The guidance recommends that all children and adolescents who test positive for COVID-19 have at least one follow-up visit with their primary care provider. Follow-up visits should occur after the recommended quarantine period and before a return to any physical activity, the AAP said.

child_COVID19
Source: Adobe Stock.

Sarah Resin, MD, FAAP, a pediatric neurologist at Texas Children’s Hospital and co-author of the new guidance, said pediatricians are vital to the care of children and adolescents who have been infected with SARS-CoV-2.

“A follow-up visit allows doctors to assess if there are any lingering or new symptoms or complications from the infection and gives pediatricians the chance to discuss the COVID-19 vaccination,” Resin said in a statement. “Importantly, pediatricians are able to check for mental health and cognitive/learning issues and recommend the appropriate supports for children returning to daily life as seamlessly as possible.”

According to the AAP, if concerns about long COVID persist after 12 weeks, additional diagnostic testing and/or referral to a multidisciplinary post-COVID-19 clinic may be appropriate.

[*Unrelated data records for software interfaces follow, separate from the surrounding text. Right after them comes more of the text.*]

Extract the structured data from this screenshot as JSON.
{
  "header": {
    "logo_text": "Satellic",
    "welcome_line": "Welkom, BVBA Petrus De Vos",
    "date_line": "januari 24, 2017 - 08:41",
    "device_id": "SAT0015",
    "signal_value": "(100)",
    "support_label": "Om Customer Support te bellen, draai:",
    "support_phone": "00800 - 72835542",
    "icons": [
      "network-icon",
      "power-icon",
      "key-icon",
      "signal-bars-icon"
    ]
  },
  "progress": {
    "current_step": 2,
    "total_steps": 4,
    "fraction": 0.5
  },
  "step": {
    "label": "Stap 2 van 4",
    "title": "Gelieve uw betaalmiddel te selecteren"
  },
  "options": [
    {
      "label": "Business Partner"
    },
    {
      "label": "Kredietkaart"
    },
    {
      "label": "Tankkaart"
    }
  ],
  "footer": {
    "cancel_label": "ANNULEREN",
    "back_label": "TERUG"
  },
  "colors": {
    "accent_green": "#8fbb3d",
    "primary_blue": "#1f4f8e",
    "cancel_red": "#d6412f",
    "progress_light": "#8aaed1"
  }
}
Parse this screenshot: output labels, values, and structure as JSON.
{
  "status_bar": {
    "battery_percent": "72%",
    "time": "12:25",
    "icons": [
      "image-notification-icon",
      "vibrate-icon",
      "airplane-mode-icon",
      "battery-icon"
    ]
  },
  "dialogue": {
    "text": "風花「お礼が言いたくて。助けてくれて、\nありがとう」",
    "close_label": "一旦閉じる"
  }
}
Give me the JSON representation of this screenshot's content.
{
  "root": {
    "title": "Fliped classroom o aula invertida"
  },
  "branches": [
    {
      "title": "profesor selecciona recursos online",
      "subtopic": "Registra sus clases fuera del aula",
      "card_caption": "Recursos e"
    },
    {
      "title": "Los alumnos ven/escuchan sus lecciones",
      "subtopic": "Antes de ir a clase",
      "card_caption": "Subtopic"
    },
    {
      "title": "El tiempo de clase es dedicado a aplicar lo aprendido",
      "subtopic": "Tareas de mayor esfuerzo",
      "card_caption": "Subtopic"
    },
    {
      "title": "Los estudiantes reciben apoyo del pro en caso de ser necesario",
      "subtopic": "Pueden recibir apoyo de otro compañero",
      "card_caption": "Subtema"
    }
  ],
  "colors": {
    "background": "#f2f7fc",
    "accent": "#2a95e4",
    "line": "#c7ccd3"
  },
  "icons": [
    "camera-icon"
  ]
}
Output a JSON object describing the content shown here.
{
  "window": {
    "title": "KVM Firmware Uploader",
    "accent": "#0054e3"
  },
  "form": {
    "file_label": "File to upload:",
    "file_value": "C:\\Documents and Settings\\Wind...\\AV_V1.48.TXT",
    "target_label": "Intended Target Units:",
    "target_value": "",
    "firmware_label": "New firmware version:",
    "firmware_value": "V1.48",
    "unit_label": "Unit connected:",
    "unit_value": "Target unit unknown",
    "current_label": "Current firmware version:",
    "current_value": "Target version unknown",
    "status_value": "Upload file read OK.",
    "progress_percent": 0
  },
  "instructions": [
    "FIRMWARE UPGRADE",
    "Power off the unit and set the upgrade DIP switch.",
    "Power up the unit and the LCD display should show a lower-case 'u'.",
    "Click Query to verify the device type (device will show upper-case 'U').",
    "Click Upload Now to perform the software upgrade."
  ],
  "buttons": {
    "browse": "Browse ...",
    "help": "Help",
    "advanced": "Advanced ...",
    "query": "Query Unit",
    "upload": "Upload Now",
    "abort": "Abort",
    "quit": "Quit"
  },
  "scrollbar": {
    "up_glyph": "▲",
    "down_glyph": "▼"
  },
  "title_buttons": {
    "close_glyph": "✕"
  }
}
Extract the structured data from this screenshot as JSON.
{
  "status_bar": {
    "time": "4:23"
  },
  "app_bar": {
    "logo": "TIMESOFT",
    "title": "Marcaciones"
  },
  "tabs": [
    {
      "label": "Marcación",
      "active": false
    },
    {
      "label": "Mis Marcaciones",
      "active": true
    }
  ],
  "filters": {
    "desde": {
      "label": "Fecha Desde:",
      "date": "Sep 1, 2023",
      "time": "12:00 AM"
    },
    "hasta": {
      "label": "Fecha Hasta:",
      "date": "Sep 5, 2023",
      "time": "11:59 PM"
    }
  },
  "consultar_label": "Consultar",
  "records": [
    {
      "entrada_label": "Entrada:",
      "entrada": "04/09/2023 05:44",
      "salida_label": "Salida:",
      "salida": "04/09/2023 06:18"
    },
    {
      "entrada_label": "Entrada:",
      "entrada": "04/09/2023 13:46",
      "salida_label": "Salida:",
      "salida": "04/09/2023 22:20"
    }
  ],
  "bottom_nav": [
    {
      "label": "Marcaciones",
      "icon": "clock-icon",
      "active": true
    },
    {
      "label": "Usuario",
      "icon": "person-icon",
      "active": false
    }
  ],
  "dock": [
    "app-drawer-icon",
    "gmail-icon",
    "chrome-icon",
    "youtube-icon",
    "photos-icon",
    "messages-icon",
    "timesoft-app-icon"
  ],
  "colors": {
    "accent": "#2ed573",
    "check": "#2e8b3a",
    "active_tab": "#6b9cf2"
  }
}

During the follow-up visit, providers should take note of ongoing or residual issues, including:

  • Respiratory: Because the lungs are the most commonly affected organ in COVID-19 cases, persistent respiratory symptoms are common. Symptoms include chest pain, cough and exercise-induced labored breathing.
  • Cardiac: The risk for heart problems, including myocarditis, is a concern. Symptoms of myocarditis can include chest pain, shortness of breath, arrhythmias and fatigue.
  • Cognitive fogginess or fatigue: “Brain fog” (a generic term that refers to unclear or “fuzzy” thinking, inattention, difficulty with concentration or memory) is a frequent neurologic complaint in adults after COVID-19 infection. School aged-children and adolescents may have similar complaints.
  • Physical fatigue: Children and adolescents may complain of fatigue and poor endurance, even without known cardiac or respiratory symptoms. Assuming both cardiac and respiratory function are clinically normal, post-viral fatigue typically improves over time.
  • Mental/behavioral health: Clinicians should be aware of the impact of stress and adjustment disorders when diagnosing and managing new symptoms in children who have had COVID-19.

“It’s important for pediatricians to carefully consider other conditions, including multisystem inflammatory syndrome in children and myocarditis,” Risen said. “Patients and families also should be instructed about signs and symptoms that require further evaluation.”

References:

AAP. Post-COVID conditions in children and adolescents. Post-COVID-19 Conditions in Children and Adolescents (aap.org). Accessed August 2, 2021.